Let's take the following example:

  • the first element has a fixed width of 75pixles
  • the second is set to a relative width of 50% from the available space of the parent
  • and the third one has a width of 100vh, meaning it will be 100% of the viewport width

The differences are becoming clear when we move the same elements in a container that is also set to be at 50% from the width of the body. See the red container.

While the first element will keep it's fixed width of 75px the second one will adapt its width based on the width of the container. Now, given the fact that the width of the container is half the width of the body, the second element will end up with a width of 25% from the body (50% from 50%).

However, even it the last element with a width of 100vh (viewport width) may be interpreted as relative - 100% of something - that something is the viewport width meaning that it will not matter how long the container is. It will take into account just the width of the full screen.

By the way, regarding the viewport size, we also have the vh - viewport hight as a complementary dimension. Even though the vh is usually used to define the height of elements, we can also make some funny associations like:

.my-element {
    width: 50vh;
/* can be used to make some aspect ratio tricks */

What are the vmax and vmax units

Speaking of the viewport units, with vmin, we size as a percentage of the smallest between the width or the height of the viewport, and with vmax, we size as a percentage of the largest between the two.

So, for example, that our viewport is 800px wide and 600px tall, if we set element to have a width of 50vmin, it’ll be 50% of the height (300px).

The vmax will select the bigest value btweeen the width and the height of the screen.

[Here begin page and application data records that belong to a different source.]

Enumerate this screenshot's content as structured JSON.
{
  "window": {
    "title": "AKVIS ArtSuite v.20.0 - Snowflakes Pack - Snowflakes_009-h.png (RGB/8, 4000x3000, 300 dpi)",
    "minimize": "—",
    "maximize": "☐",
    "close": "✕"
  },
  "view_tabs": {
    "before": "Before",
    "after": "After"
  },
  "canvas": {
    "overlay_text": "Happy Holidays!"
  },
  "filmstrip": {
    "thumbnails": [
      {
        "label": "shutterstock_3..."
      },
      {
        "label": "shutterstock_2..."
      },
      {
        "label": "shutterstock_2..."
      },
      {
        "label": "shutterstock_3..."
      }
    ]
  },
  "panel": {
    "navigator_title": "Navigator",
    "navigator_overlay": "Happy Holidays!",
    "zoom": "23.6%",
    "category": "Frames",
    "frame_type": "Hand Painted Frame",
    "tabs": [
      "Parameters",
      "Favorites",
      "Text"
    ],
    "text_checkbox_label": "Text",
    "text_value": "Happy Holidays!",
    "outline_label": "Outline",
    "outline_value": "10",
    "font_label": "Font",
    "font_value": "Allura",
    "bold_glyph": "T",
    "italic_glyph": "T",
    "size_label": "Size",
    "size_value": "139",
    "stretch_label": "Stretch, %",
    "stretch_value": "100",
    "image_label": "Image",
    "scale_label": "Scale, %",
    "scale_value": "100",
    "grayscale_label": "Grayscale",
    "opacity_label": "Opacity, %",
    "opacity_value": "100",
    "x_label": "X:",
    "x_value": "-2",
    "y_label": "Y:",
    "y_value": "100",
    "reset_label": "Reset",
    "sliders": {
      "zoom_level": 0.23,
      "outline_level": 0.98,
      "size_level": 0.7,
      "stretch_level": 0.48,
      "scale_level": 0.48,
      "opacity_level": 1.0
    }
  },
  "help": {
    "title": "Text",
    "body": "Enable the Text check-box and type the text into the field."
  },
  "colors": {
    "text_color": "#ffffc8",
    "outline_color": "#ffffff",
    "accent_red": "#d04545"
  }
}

Below is the full codepen for this example. Stay tuned, as in the next article we will see the difference between using the em and rem units.

See the Pen
by JS Craft (@js-craft)
on CodePen.

Function.lenght will tell you the number of the required arguments for a Javascript function

Just found out that any javascript function has a lenght property. It will return how many arguments are mandatory for that function:

const myFunction = (a, b, c) => {}
console.log(myFunction.length) // 3

Of course that if we provide a default value for an argument it will not be considered mandatory:

const myFunction = (a, b, c = 'some value') => {}
console.log(myFunction.length) // 2

Also, using the spread syntax will not count as a mandatory parameter.

const myFunction = ( operation, ...numbers ) => {}
console.log(myFunction.length) // 1

Not sure how useful this is daily but it's a fun trick to know. Javascript ... the forever surprising language 😀

Building a layout with CSS Grid video series: Part 4 – Centering items in CSS grid and using flexbox

This will be a shorter lesson. Its scope is to show how we can center the contents in a grid cell and also how we can combine CSS grid with any other type of layout manager.

Also, you can check the other screencast series about Build a game with React part 1 and my full video course about React on Skillshare.